TASK DESCRIPTION: Pick out each line of the records that includes the string "value", and copy it.
++++ RECORDS FOR PROCESSING
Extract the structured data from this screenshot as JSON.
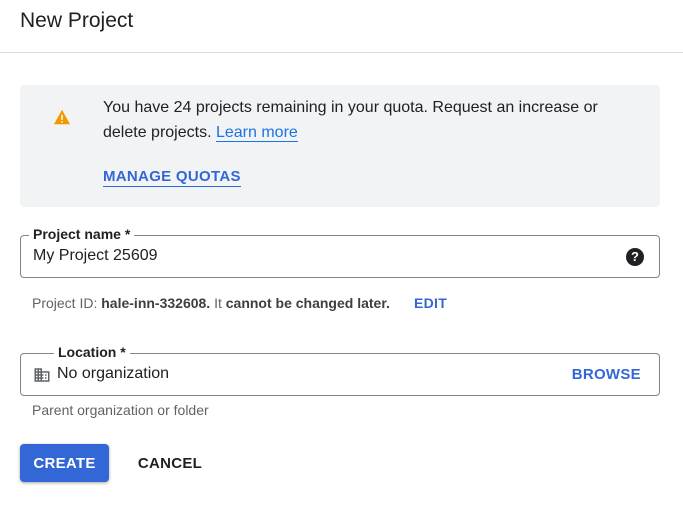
{
  "page": {
    "title": "New Project"
  },
  "quota": {
    "message": "You have 24 projects remaining in your quota. Request an increase or delete projects.",
    "learn_more": "Learn more",
    "manage_label": "MANAGE QUOTAS",
    "icon": "warning-icon"
  },
  "project_name": {
    "label": "Project name *",
    "value": "My Project 25609",
    "help_icon": "help-icon"
  },
  "project_id": {
    "prefix": "Project ID: ",
    "id": "hale-inn-332608.",
    "middle": " It ",
    "emphasis": "cannot be changed later.",
    "edit_label": "EDIT"
  },
  "location": {
    "label": "Location *",
    "value": "No organization",
    "browse_label": "BROWSE",
    "helper": "Parent organization or folder",
    "icon": "building-icon"
  },
  "actions": {
    "create_label": "CREATE",
    "cancel_label": "CANCEL"
  },
  "colors": {
    "accent": "#3367d6",
    "warning": "#f29900",
    "info_bg": "#f1f3f4"
  }
}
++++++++
WORKED SOLUTION:
    "value": "My Project 25609",
    "value": "No organization",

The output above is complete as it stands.